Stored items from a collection
◇ ◇ ◇

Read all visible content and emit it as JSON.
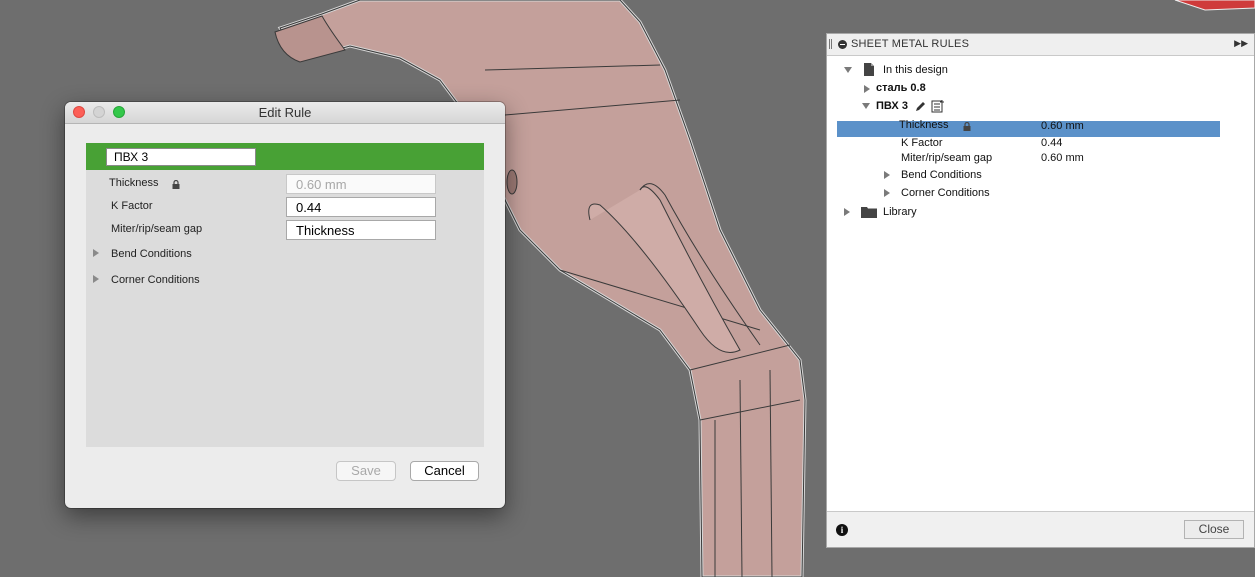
{
  "colors": {
    "viewport_bg": "#6e6e6e",
    "model_fill": "#c4a09b",
    "rule_header_green": "#48a135",
    "selection_blue": "#5b91c9"
  },
  "edit_rule_dialog": {
    "title": "Edit Rule",
    "rule_name": "ПВХ 3",
    "thickness_label": "Thickness",
    "thickness_value": "0.60 mm",
    "k_factor_label": "K Factor",
    "k_factor_value": "0.44",
    "miter_label": "Miter/rip/seam gap",
    "miter_value": "Thickness",
    "bend_conditions_label": "Bend Conditions",
    "corner_conditions_label": "Corner Conditions",
    "save_label": "Save",
    "cancel_label": "Cancel"
  },
  "sheet_metal_rules": {
    "title": "SHEET METAL RULES",
    "in_this_design_label": "In this design",
    "rule_1": "сталь 0.8",
    "rule_2": "ПВХ 3",
    "thickness_label": "Thickness",
    "thickness_value": "0.60 mm",
    "k_factor_label": "K Factor",
    "k_factor_value": "0.44",
    "miter_label": "Miter/rip/seam gap",
    "miter_value": "0.60 mm",
    "bend_conditions_label": "Bend Conditions",
    "corner_conditions_label": "Corner Conditions",
    "library_label": "Library",
    "close_label": "Close"
  }
}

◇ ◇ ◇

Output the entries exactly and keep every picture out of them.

▸ Reply
Read all visible content and emit it as JSON.
{
  "colors": {
    "viewport_bg": "#6e6e6e",
    "model_fill": "#c4a09b",
    "rule_header_green": "#48a135",
    "selection_blue": "#5b91c9"
  },
  "edit_rule_dialog": {
    "title": "Edit Rule",
    "rule_name": "ПВХ 3",
    "thickness_label": "Thickness",
    "thickness_value": "0.60 mm",
    "k_factor_label": "K Factor",
    "k_factor_value": "0.44",
    "miter_label": "Miter/rip/seam gap",
    "miter_value": "Thickness",
    "bend_conditions_label": "Bend Conditions",
    "corner_conditions_label": "Corner Conditions",
    "save_label": "Save",
    "cancel_label": "Cancel"
  },
  "sheet_metal_rules": {
    "title": "SHEET METAL RULES",
    "in_this_design_label": "In this design",
    "rule_1": "сталь 0.8",
    "rule_2": "ПВХ 3",
    "thickness_label": "Thickness",
    "thickness_value": "0.60 mm",
    "k_factor_label": "K Factor",
    "k_factor_value": "0.44",
    "miter_label": "Miter/rip/seam gap",
    "miter_value": "0.60 mm",
    "bend_conditions_label": "Bend Conditions",
    "corner_conditions_label": "Corner Conditions",
    "library_label": "Library",
    "close_label": "Close"
  }
}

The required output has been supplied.